◆ **Exercise**
Find the line containing "Decode this image", then return it and every line after it through the end of the records, exactly. Leave out pictures.

◆ **Records provided**

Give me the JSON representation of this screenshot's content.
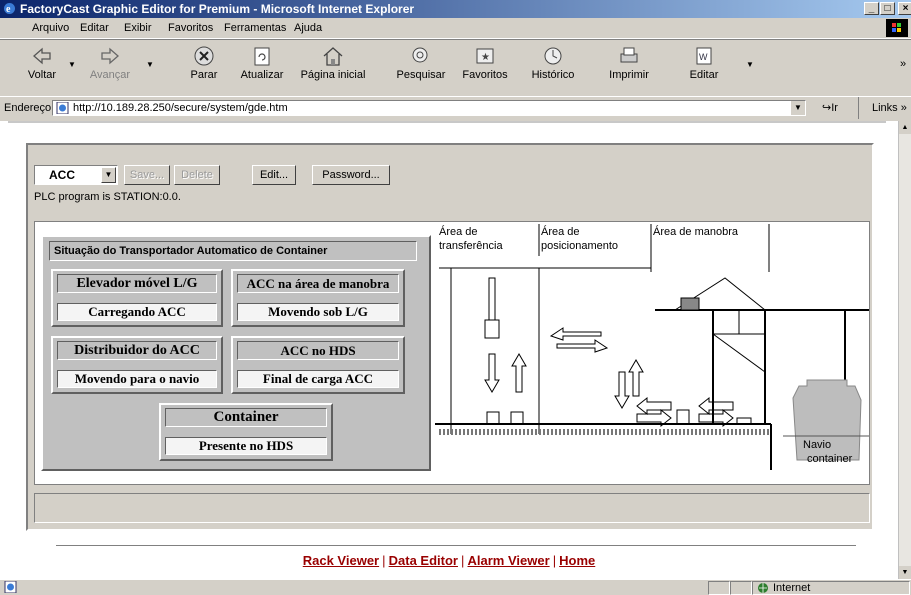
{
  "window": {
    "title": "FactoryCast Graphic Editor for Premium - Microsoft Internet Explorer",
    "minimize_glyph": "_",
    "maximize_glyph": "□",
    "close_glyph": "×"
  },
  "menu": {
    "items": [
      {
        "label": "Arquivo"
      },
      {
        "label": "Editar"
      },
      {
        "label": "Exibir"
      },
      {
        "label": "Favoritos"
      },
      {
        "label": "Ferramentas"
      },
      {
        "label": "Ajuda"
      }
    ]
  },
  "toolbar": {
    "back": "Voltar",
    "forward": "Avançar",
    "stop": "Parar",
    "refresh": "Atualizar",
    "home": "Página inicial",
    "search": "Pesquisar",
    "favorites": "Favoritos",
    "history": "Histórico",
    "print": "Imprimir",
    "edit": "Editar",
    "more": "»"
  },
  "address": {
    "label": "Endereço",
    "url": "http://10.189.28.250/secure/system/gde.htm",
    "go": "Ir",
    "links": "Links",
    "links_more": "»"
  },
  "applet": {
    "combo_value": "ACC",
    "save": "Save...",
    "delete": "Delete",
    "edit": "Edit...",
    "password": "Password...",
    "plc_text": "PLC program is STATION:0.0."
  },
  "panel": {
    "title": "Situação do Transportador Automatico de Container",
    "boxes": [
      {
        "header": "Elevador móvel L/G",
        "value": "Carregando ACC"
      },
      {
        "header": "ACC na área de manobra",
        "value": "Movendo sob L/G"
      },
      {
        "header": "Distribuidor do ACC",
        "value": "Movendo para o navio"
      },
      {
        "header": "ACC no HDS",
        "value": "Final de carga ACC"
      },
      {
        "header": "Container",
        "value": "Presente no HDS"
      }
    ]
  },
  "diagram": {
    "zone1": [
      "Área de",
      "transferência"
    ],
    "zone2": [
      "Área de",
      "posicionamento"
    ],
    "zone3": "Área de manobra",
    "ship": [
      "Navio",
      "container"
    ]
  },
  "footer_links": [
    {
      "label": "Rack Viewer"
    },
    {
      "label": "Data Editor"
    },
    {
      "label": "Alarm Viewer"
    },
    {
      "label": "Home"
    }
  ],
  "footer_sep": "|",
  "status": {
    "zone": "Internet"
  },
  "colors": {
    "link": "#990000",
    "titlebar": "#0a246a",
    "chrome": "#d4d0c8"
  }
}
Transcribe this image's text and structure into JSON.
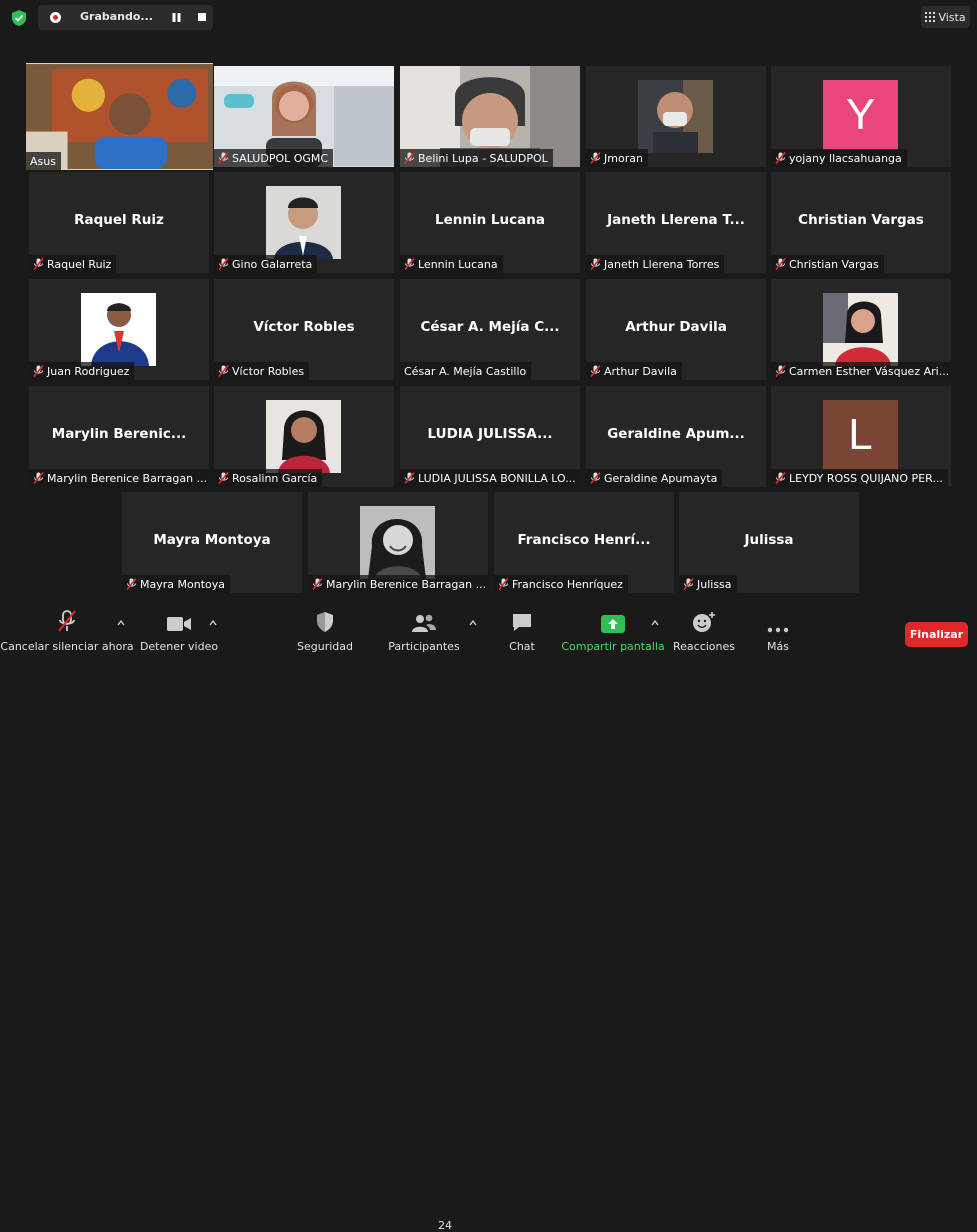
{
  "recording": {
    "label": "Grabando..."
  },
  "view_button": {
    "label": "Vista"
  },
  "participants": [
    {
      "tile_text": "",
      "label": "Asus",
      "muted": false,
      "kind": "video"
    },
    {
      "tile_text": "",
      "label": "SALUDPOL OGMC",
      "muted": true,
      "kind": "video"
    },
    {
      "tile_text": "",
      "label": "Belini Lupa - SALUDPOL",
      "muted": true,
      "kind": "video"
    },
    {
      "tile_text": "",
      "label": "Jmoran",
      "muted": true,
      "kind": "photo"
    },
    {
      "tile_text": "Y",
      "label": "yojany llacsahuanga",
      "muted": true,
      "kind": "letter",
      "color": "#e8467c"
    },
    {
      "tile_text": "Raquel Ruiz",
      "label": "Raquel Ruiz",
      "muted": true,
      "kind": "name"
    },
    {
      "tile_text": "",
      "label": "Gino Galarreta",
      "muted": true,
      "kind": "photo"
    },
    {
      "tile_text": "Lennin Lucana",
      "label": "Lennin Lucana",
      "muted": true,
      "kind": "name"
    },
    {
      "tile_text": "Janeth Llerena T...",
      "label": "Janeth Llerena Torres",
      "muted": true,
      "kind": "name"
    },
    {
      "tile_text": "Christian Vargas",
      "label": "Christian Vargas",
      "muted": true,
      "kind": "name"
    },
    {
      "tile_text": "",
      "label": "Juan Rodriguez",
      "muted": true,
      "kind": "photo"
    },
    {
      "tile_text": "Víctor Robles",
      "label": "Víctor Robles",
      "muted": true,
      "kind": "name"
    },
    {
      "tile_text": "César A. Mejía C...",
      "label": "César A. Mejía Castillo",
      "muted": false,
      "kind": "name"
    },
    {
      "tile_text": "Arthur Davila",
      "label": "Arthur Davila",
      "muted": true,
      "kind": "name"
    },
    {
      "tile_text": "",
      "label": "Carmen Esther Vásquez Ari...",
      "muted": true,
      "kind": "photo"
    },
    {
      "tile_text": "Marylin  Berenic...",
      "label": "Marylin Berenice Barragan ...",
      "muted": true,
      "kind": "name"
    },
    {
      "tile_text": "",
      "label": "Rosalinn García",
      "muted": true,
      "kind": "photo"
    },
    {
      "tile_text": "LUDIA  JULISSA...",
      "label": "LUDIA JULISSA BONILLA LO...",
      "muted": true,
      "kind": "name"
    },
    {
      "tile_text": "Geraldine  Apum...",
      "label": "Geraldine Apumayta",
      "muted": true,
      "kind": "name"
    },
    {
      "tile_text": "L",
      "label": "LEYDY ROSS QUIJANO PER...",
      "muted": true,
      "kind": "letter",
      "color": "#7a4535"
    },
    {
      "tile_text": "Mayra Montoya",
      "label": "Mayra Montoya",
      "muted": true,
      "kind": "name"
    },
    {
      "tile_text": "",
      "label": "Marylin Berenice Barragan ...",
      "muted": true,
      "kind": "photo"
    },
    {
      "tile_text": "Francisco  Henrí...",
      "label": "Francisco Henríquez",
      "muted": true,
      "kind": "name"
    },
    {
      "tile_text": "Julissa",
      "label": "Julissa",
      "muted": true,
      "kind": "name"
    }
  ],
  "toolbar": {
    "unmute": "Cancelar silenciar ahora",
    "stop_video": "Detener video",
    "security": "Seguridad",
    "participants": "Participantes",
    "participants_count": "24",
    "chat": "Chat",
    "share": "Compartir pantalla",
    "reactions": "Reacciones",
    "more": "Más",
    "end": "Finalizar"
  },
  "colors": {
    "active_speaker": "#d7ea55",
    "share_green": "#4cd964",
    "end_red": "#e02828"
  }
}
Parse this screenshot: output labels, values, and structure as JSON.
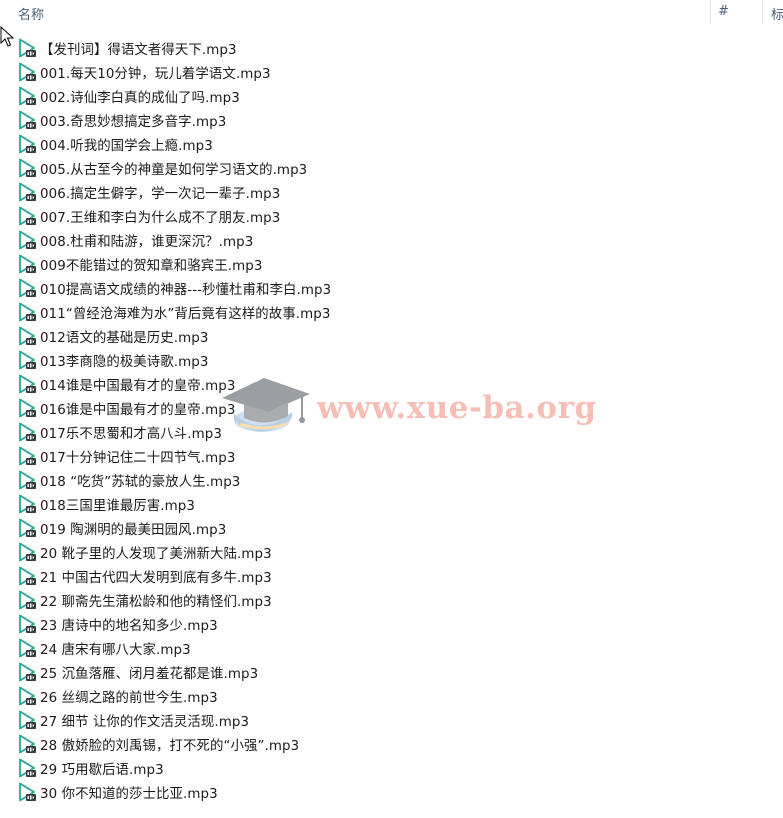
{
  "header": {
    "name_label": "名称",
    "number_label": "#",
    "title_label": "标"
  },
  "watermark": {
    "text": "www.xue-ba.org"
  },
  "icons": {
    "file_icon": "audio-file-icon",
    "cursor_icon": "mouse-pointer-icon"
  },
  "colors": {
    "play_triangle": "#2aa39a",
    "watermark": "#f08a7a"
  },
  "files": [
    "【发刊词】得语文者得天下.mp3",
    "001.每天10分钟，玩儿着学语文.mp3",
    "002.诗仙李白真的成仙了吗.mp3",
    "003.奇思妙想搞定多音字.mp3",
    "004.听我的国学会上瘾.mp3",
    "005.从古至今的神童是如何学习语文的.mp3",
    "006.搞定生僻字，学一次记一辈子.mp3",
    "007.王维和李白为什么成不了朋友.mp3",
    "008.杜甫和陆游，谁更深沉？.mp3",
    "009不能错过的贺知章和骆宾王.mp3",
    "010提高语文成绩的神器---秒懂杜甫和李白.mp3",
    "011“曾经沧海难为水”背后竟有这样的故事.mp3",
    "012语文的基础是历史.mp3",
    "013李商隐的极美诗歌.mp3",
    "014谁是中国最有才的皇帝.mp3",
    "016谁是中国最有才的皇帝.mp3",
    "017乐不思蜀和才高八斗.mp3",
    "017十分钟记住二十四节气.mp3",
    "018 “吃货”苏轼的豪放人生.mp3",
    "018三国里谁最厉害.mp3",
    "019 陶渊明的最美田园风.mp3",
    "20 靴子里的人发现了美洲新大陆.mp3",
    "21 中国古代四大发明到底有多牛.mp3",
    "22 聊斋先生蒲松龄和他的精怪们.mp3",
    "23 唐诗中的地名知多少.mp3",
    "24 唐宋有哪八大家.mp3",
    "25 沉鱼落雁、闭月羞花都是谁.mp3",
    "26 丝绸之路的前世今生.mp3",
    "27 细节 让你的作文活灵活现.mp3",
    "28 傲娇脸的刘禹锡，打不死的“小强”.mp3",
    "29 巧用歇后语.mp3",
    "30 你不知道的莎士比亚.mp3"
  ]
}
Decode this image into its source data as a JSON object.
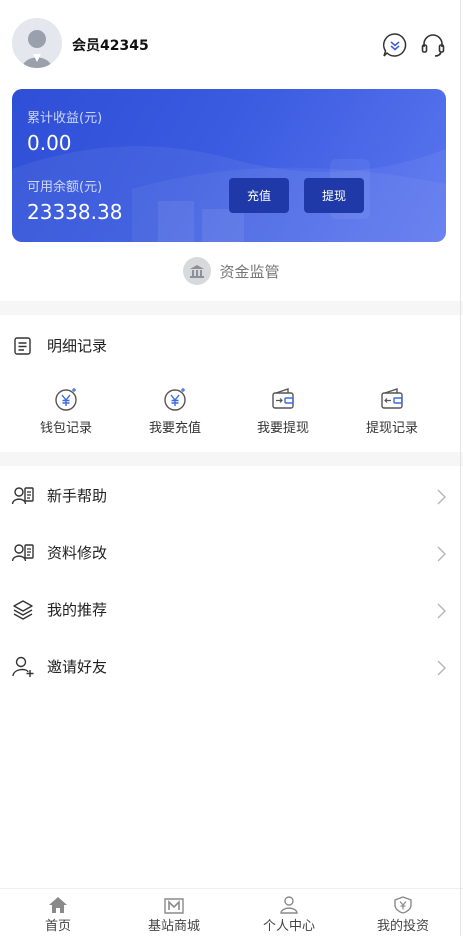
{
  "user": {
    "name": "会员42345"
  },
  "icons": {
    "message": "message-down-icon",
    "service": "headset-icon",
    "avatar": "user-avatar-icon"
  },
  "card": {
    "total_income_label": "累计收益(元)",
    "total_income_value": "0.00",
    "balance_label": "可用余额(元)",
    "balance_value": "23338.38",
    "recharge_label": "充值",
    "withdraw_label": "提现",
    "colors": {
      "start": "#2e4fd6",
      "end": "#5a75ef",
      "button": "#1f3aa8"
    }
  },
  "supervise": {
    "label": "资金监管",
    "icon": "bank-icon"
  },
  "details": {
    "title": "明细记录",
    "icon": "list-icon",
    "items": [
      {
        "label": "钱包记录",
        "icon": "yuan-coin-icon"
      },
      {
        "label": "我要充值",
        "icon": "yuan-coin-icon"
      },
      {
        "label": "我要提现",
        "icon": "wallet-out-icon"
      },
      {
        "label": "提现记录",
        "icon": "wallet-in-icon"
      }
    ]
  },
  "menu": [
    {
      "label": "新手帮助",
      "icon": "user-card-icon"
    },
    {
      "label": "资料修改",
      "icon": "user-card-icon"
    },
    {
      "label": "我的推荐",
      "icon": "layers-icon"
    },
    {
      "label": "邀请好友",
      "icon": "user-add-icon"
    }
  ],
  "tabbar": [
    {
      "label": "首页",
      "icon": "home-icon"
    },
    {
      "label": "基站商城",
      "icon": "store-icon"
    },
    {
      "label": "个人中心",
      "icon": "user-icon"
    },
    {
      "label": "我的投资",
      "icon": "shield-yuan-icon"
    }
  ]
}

◆ **Exercise output**
Decode this image into its source data as a JSON object.
{
  "user": {
    "name": "会员42345"
  },
  "icons": {
    "message": "message-down-icon",
    "service": "headset-icon",
    "avatar": "user-avatar-icon"
  },
  "card": {
    "total_income_label": "累计收益(元)",
    "total_income_value": "0.00",
    "balance_label": "可用余额(元)",
    "balance_value": "23338.38",
    "recharge_label": "充值",
    "withdraw_label": "提现",
    "colors": {
      "start": "#2e4fd6",
      "end": "#5a75ef",
      "button": "#1f3aa8"
    }
  },
  "supervise": {
    "label": "资金监管",
    "icon": "bank-icon"
  },
  "details": {
    "title": "明细记录",
    "icon": "list-icon",
    "items": [
      {
        "label": "钱包记录",
        "icon": "yuan-coin-icon"
      },
      {
        "label": "我要充值",
        "icon": "yuan-coin-icon"
      },
      {
        "label": "我要提现",
        "icon": "wallet-out-icon"
      },
      {
        "label": "提现记录",
        "icon": "wallet-in-icon"
      }
    ]
  },
  "menu": [
    {
      "label": "新手帮助",
      "icon": "user-card-icon"
    },
    {
      "label": "资料修改",
      "icon": "user-card-icon"
    },
    {
      "label": "我的推荐",
      "icon": "layers-icon"
    },
    {
      "label": "邀请好友",
      "icon": "user-add-icon"
    }
  ],
  "tabbar": [
    {
      "label": "首页",
      "icon": "home-icon"
    },
    {
      "label": "基站商城",
      "icon": "store-icon"
    },
    {
      "label": "个人中心",
      "icon": "user-icon"
    },
    {
      "label": "我的投资",
      "icon": "shield-yuan-icon"
    }
  ]
}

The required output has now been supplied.